Show all lines of the listing that contain the word "Lighting".

» **ENTRIES PROVIDED**
◇ ◇ ◇ ◇ ◇
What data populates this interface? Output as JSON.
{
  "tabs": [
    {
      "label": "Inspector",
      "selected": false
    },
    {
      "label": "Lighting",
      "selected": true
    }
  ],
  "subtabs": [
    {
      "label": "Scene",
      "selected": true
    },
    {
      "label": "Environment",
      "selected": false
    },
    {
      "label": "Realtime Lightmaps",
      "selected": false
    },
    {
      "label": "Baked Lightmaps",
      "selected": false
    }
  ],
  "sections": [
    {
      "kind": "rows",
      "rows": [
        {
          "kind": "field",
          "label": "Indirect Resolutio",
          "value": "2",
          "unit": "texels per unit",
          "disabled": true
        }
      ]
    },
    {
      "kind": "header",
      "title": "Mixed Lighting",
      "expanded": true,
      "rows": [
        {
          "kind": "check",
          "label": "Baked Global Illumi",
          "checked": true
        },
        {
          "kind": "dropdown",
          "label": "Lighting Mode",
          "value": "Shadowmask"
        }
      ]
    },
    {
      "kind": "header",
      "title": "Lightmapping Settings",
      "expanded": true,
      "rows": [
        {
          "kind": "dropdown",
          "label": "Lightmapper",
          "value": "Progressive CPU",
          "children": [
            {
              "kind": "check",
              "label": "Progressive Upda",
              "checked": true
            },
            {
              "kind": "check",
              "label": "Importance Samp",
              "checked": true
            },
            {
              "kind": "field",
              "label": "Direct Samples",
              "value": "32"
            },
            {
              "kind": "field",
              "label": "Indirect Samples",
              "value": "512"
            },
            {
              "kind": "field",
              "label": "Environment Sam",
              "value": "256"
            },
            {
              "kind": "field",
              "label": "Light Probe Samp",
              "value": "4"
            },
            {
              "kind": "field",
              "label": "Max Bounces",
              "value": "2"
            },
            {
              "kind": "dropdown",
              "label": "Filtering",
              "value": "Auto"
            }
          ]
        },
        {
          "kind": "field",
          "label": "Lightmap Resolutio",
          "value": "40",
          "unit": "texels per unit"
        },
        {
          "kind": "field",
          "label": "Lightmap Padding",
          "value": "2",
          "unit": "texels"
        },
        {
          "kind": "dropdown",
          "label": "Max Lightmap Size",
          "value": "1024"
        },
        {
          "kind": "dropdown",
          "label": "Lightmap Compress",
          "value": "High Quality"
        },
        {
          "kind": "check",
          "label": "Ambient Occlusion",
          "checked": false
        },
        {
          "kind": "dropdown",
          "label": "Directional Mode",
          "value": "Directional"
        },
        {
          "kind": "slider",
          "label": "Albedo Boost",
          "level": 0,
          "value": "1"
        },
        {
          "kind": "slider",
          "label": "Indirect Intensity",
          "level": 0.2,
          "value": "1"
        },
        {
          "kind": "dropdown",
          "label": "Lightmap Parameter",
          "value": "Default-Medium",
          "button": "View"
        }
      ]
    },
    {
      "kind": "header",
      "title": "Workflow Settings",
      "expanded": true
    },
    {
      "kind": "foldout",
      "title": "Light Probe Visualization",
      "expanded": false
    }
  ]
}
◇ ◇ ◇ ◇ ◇
» **RESPONSE FOR THIS EXERCISE**
      "label": "Lighting",
      "title": "Mixed Lighting",
          "label": "Lighting Mode",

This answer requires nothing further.